## WORK ORDER
Top to bottom, give the entries again exactly as written.

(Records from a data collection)
*** Begin section ***

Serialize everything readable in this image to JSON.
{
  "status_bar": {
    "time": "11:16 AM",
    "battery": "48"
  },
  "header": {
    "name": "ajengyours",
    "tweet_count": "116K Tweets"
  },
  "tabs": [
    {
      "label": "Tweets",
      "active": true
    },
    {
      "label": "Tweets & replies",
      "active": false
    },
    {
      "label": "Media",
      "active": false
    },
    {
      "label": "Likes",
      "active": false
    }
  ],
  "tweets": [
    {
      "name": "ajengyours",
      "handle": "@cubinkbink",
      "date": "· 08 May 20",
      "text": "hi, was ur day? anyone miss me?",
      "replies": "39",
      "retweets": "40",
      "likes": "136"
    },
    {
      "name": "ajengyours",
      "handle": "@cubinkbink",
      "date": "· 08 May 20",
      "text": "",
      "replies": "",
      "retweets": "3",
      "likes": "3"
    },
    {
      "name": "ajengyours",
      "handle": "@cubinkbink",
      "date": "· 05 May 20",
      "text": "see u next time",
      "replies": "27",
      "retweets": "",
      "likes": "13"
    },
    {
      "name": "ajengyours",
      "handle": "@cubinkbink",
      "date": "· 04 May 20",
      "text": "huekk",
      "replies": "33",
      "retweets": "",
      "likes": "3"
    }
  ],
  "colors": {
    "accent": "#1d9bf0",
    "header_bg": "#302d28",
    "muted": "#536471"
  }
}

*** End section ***

## ANSWER SPACE
Serialize everything readable in this image to JSON.
{
  "status_bar": {
    "time": "11:16 AM",
    "battery": "48"
  },
  "header": {
    "name": "ajengyours",
    "tweet_count": "116K Tweets"
  },
  "tabs": [
    {
      "label": "Tweets",
      "active": true
    },
    {
      "label": "Tweets & replies",
      "active": false
    },
    {
      "label": "Media",
      "active": false
    },
    {
      "label": "Likes",
      "active": false
    }
  ],
  "tweets": [
    {
      "name": "ajengyours",
      "handle": "@cubinkbink",
      "date": "· 08 May 20",
      "text": "hi, was ur day? anyone miss me?",
      "replies": "39",
      "retweets": "40",
      "likes": "136"
    },
    {
      "name": "ajengyours",
      "handle": "@cubinkbink",
      "date": "· 08 May 20",
      "text": "",
      "replies": "",
      "retweets": "3",
      "likes": "3"
    },
    {
      "name": "ajengyours",
      "handle": "@cubinkbink",
      "date": "· 05 May 20",
      "text": "see u next time",
      "replies": "27",
      "retweets": "",
      "likes": "13"
    },
    {
      "name": "ajengyours",
      "handle": "@cubinkbink",
      "date": "· 04 May 20",
      "text": "huekk",
      "replies": "33",
      "retweets": "",
      "likes": "3"
    }
  ],
  "colors": {
    "accent": "#1d9bf0",
    "header_bg": "#302d28",
    "muted": "#536471"
  }
}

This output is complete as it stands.